Find and fix Wi-Fi problems, extend range and increase internet speed with our complete guide for your wireless network
How to configure a 2.4GHz wireless router
STEP 1 – Connect to the management page
Connect to the web-based management page by opening a web browser and typing in your router’s IP address. This should be written in the manual that came with the router, but you can find the address simply enough from your computer.
In Windows get up a Command Prompt from the Start menu and type ipconfig. Note down the Gateway address, as this is your router’s IP address. If you’ve got a Mac, get up Terminal and type, netstat -nr. You’ll get a long list of results, but the Gateway address listed next to default is the one that you want.
STEP 2 – Set the region

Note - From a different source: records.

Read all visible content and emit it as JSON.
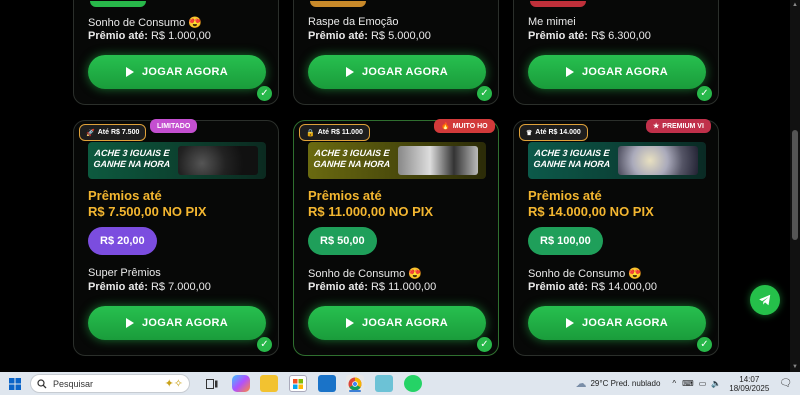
{
  "top_cards": [
    {
      "title": "Sonho de Consumo 😍",
      "prize_label": "Prêmio até:",
      "prize_value": "R$ 1.000,00",
      "button": "JOGAR AGORA",
      "stub_color": "#28b84a"
    },
    {
      "title": "Raspe da Emoção",
      "prize_label": "Prêmio até:",
      "prize_value": "R$ 5.000,00",
      "button": "JOGAR AGORA",
      "stub_color": "#c98a2a"
    },
    {
      "title": "Me mimei",
      "prize_label": "Prêmio até:",
      "prize_value": "R$ 6.300,00",
      "button": "JOGAR AGORA",
      "stub_color": "#c0303a"
    }
  ],
  "bottom_cards": [
    {
      "badge_left": "Até R$ 7.500",
      "badge_right": "LIMITADO",
      "badge_right_color": "#c44fd0",
      "banner_text_1": "ACHE 3 IGUAIS E",
      "banner_text_2": "GANHE NA HORA",
      "prizes_label": "Prêmios até",
      "prizes_value": "R$ 7.500,00 NO PIX",
      "price": "R$ 20,00",
      "price_color": "#7b4ddf",
      "title": "Super Prêmios",
      "prize_label": "Prêmio até:",
      "prize_value": "R$ 7.000,00",
      "button": "JOGAR AGORA"
    },
    {
      "badge_left": "Até R$ 11.000",
      "badge_right": "MUITO HO",
      "badge_right_color": "#d23a3a",
      "banner_text_1": "ACHE 3 IGUAIS E",
      "banner_text_2": "GANHE NA HORA",
      "prizes_label": "Prêmios até",
      "prizes_value": "R$ 11.000,00 NO PIX",
      "price": "R$ 50,00",
      "price_color": "#1f9f5a",
      "title": "Sonho de Consumo 😍",
      "prize_label": "Prêmio até:",
      "prize_value": "R$ 11.000,00",
      "button": "JOGAR AGORA"
    },
    {
      "badge_left": "Até R$ 14.000",
      "badge_right": "PREMIUM VI",
      "badge_right_color": "#c0304a",
      "banner_text_1": "ACHE 3 IGUAIS E",
      "banner_text_2": "GANHE NA HORA",
      "prizes_label": "Prêmios até",
      "prizes_value": "R$ 14.000,00 NO PIX",
      "price": "R$ 100,00",
      "price_color": "#1f9f5a",
      "title": "Sonho de Consumo 😍",
      "prize_label": "Prêmio até:",
      "prize_value": "R$ 14.000,00",
      "button": "JOGAR AGORA"
    }
  ],
  "taskbar": {
    "search_placeholder": "Pesquisar",
    "weather": "29°C  Pred. nublado",
    "time": "14:07",
    "date": "18/09/2025"
  },
  "icons": {
    "play": "play-icon",
    "check": "check-icon",
    "telegram": "telegram-icon"
  }
}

We’ll start with 2.4GHz networks, which are the most common. Find the wireless settings in your router. Depending on the manufacturer, the settings we’ll tell you to change may be in a few different places, and your router may have an Advanced section with more settings in it. First, make sure that the Region is set correctly. If it’s set to a different region, you won’t be able to use channels 12 and 13 in the UK
STEP 3 – Set the operating mode
Most routers will let you set the operating mode. This defines which wireless standards can connect to your router. For example, you can force it so that only 802.11n devices can connect. If all of your devices use the fastest speed the router offers, set it to the highest mode. If you’ve got some older legacy devices, make sure that you set a mixed mode that includes the fastest speed the router supports. For example, 802.11n routers should be set to support 802.11n, 802.11g and 802.11b.
STEP 4 – Disable channel bonding
Next, you need to look at how many channels your router is using. To increase the speed, many routers use channel bonding, which uses two wireless channels simultaneously to double theoretical throughput. In the congested 2.4GHz space, this causes interference and can reduce performance, which is why we recommend setting your router to use a single channel: if you live in an uncongested area, you can always experiment by turning on dual-channel mode later.
The setting varies by router type and model, so you may need to check your router’s manual. For 802.11g networks, look for a channel-bonding selector, or change the max speed from 125Mbits/sec or 108Mbits/sec to half these values. For 802.11n routers, you may see a channel bonding option, but you’re more likely to see a speed setting. If the router is set to 270Mbits/sec or 300Mbits/sec (or higher), drop the setting down to half these values.
With 802.11ac routers, the 2.4GHz part actually uses 802.11n. You may find the same settings as above, but some routers have a Channel Width setting, which should be set to 20MHz, down from 40MHz. Finally, some routers have an Auto setting for this mode, but we recommend manually selecting the best mode to get initial stability, then experimenting by turning Auto on later.
STEP 5 – Change your router’s channel
You now need to change the channel that your router runs on. Using the information you noted down from the Wi-Fi scanner and the overlap chart, select the least congested channel, with no overlap to other channels (where possible). Save your settings and the new settings will be applied. Again, some routers have an Auto setting for this mode, but we’ve generally found that manually selecting a channel works the best.
STEP 6 – Test our your settings
You can now try out your new settings. Walk around your house to see if wireless range and signal strength have improved. You may want to test your broadband speed again. If things have improved, you can go back into your router’s settings and try turning on some of the Auto settings. You may want to try channel bonding to increase speed, but we don’t recommend it as we’ve always found it causes problems. If things haven’t improved or have become worse, you should go back into your router’s settings and try a new channel, using the information you collected before to pick the next least-congested one.